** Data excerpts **
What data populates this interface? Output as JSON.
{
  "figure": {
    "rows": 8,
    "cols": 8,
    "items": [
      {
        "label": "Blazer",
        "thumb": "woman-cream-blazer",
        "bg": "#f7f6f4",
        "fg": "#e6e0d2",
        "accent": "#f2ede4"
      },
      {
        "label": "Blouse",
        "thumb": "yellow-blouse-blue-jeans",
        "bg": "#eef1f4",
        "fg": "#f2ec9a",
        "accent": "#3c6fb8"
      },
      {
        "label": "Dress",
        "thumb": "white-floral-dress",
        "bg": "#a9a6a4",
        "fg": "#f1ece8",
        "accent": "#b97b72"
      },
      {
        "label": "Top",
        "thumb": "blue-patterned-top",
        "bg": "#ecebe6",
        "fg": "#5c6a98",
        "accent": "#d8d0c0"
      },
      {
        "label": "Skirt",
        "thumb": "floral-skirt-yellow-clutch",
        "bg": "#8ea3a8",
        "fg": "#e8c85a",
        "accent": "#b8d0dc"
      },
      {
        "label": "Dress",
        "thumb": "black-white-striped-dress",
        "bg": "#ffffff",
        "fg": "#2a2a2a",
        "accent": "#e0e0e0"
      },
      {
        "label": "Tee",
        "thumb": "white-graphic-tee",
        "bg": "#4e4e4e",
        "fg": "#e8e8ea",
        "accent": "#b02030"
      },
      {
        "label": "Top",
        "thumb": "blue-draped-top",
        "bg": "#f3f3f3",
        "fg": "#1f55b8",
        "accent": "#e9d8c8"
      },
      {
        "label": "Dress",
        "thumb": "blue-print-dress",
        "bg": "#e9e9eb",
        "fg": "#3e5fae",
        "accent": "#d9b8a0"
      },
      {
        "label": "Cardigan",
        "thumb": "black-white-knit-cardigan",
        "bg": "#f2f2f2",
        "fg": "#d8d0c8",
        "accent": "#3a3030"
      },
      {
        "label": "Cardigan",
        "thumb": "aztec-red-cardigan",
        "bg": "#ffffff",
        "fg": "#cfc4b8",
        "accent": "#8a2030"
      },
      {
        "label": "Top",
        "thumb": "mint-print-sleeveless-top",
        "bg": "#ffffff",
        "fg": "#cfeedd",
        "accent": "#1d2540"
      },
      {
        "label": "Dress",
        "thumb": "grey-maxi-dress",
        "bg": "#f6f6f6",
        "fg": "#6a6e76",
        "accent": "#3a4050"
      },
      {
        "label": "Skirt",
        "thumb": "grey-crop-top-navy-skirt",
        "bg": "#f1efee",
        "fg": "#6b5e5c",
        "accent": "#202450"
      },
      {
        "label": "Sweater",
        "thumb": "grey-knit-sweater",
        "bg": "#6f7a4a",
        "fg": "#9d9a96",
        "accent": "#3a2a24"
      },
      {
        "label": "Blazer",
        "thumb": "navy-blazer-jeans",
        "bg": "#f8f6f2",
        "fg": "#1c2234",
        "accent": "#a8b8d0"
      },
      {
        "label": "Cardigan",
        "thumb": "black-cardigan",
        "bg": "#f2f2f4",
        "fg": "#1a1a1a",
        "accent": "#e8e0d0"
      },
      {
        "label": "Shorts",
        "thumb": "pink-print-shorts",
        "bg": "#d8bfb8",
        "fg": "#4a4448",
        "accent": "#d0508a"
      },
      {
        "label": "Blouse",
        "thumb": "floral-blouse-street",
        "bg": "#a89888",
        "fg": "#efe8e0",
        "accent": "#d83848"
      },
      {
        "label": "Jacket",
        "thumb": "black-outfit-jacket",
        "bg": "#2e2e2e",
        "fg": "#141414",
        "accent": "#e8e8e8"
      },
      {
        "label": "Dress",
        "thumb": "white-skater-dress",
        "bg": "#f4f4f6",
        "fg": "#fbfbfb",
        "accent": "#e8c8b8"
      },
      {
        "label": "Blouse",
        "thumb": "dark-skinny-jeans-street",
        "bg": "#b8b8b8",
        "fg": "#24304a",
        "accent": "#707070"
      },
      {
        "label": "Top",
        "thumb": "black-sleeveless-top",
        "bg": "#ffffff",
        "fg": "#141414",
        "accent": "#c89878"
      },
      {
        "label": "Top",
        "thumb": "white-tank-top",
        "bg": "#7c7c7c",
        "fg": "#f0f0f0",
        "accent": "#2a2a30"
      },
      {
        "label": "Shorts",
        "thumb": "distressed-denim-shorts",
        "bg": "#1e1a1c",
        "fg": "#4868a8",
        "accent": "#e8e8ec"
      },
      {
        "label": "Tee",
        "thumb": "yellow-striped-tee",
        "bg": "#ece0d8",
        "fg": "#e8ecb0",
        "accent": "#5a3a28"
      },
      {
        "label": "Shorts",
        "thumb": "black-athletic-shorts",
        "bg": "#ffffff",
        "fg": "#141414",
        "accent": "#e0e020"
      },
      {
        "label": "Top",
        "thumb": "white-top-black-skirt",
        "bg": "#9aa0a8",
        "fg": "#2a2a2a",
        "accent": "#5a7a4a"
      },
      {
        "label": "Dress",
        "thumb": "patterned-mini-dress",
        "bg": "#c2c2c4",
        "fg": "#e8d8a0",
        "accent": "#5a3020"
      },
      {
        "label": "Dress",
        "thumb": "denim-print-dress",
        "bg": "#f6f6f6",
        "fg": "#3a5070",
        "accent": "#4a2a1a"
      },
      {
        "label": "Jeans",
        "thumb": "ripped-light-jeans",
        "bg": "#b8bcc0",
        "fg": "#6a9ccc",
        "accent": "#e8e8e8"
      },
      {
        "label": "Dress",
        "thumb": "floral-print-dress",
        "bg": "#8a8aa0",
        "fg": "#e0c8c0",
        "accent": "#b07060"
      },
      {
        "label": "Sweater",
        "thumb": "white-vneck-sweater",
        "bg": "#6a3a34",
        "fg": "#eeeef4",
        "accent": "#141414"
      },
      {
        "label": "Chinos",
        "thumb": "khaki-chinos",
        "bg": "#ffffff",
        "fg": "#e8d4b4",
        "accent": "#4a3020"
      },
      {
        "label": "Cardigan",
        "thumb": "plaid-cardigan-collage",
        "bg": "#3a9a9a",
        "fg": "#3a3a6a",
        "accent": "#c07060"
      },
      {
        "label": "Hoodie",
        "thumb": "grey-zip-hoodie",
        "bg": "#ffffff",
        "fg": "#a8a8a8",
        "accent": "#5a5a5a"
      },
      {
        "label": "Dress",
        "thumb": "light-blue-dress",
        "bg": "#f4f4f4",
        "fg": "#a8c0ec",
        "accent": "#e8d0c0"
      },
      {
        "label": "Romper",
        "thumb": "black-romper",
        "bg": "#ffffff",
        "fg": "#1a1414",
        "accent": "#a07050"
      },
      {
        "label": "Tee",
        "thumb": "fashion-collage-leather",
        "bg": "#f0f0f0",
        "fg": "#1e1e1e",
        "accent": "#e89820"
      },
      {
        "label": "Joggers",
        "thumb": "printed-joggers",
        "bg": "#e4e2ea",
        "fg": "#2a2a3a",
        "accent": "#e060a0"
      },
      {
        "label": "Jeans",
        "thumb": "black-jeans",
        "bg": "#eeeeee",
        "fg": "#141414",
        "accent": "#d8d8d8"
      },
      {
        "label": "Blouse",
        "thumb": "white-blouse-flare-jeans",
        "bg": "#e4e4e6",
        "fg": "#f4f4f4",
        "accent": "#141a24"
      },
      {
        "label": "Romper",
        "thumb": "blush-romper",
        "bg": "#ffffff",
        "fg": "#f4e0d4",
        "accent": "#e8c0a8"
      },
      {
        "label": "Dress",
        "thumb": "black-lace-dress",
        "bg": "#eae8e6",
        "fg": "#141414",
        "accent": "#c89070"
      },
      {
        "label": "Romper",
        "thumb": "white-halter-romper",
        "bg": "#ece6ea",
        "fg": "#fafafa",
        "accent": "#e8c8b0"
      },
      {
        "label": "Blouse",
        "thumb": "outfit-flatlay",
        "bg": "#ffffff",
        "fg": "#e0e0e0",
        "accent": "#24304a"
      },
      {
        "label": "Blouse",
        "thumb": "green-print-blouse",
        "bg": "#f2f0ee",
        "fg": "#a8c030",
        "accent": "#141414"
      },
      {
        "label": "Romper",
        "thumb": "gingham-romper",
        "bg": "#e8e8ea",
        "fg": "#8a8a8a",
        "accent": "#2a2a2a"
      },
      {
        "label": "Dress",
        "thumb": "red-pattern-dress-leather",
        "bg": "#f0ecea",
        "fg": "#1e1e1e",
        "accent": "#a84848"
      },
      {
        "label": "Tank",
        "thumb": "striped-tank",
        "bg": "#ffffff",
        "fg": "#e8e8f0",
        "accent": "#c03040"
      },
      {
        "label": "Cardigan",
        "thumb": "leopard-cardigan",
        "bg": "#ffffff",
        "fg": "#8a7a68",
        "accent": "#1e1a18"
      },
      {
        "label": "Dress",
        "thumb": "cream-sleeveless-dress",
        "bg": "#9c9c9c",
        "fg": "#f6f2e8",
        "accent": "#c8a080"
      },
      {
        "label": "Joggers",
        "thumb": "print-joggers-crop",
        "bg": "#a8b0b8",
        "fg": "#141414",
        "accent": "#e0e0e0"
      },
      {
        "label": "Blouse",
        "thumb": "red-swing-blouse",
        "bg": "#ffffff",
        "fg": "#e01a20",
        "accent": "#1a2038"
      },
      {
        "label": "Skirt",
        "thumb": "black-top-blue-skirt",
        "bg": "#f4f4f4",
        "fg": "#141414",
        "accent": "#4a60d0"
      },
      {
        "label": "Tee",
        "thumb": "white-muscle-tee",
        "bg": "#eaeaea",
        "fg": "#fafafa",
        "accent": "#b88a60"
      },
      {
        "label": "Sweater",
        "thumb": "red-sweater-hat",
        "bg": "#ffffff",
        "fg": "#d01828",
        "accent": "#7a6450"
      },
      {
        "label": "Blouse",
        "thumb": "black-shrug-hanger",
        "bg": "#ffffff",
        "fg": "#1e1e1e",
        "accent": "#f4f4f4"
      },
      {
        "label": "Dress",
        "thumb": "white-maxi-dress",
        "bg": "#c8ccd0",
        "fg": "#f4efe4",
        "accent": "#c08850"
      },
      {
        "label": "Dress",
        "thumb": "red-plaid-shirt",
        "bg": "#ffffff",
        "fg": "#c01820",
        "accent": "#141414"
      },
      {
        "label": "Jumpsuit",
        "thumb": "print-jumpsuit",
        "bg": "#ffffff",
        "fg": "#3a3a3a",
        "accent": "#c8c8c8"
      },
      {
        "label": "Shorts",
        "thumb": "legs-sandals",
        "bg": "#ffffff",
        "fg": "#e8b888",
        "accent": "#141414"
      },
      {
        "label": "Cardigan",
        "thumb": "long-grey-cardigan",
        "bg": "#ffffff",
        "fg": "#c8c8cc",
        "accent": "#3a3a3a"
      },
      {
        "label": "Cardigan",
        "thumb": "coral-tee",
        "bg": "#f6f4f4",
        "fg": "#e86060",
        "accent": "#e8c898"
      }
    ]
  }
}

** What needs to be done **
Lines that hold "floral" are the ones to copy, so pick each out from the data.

** Solution to this problem **
        "thumb": "white-floral-dress",
        "thumb": "floral-skirt-yellow-clutch",
        "thumb": "floral-blouse-street",
        "thumb": "floral-print-dress",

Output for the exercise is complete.